TOP POSITION: Toyota has surpassed GM in its 2012 sales figures, making it the most prolific automaker in the world.
TOKYO, Japan —Toyota is now officially, once again, the world's most prolific automaker.
The Detroit News reported that Toyota released its tally for global vehicle sales for 2012 on January 28, 2013, at a record 9.748-million - a bigger number than the estimate it gave in December 2012 of about 9.7-million.
It was already clear Toyota had dethroned General Motors as the Detroit-based automaker fell short, selling 9.29-million vehicles. GM had been the top-selling automaker for more than seven decades before losing the title to Toyota in 2008.
GM retook the sales crown in 2011, when Toyota's production was hurt by a quake and tsunami in north-eastern Japan.
The latest results show Toyota's powerful comeback.
Global vehicle sales for the maker of the Camry sedan, Prius hybrid and Lexus luxury models surged nearly 23% from 2011. Overseas sales jumped 19%, while sales in Japan, where the economy has been troubled, recovered by a whopping 35%.
VW, the world's No.3 automaker, sold 9.1-million vehicles around the world but all three automakers played down the significance of the sales ranking and said they were focused on making attractive products.
Toyota's Yamada said: "Rather than going after numbers, we hope to make fine products, one by one, to keep our customers satisfied. The numbers are just a result of our policy. And our policy will continue unchanged.”
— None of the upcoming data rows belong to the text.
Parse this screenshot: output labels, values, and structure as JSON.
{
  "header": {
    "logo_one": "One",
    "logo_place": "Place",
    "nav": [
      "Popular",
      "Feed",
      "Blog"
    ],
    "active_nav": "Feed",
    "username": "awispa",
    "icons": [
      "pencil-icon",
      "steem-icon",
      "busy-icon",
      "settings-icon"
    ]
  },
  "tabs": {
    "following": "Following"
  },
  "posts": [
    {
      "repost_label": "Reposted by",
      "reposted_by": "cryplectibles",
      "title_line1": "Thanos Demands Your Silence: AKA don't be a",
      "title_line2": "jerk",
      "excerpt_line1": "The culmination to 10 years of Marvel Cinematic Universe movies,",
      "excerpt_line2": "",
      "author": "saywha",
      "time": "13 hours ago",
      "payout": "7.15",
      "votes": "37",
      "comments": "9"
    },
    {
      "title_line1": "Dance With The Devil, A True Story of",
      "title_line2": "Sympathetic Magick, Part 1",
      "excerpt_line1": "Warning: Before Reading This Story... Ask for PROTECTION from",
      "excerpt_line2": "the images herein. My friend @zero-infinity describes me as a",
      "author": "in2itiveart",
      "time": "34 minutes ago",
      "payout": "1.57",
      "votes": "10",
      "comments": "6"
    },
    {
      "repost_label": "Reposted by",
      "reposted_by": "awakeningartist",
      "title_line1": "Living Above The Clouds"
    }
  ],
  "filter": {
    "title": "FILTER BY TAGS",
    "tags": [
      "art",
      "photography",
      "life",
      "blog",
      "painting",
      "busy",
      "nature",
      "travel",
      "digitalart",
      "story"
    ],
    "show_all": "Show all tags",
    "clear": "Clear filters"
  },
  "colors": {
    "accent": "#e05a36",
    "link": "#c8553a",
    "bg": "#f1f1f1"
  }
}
Still, the recovery for Toyota is impressive, the DetNews says. Like other Japanese automakers, Toyota's production was devastated by the March 2011 disasterswhich disrupted supplies of crucial components. Flooding in Thailand, where Toyota has factories, also hurt car production.
REPUTATION AT STAKE
Before that, it struggled against a crisis of widespread recalls in the US over defective floor mats, accelerators and brakes involving millions of vehicles, some recalled over and over, which hurt its reputation for quality.
According to the DetNews, Toyota has vowed to scrutinise quality and has held back product development to minimise recalls.
From the middle of last year (2012), it was hit by another kind of problem - a widespread boycott of Japanese products, including Toyota cars, in China over a territorial dispute but sales growth in other parts of the world, including the US and Asian nations such as Indonesia and India, was more than enough to offset such losses.
Toyota is planning to sell 9.91-million vehicles globally in 2013, putting it back on track toward its earlier goal of 10-million - a target that it had made a special effort to play down after its recall crisis.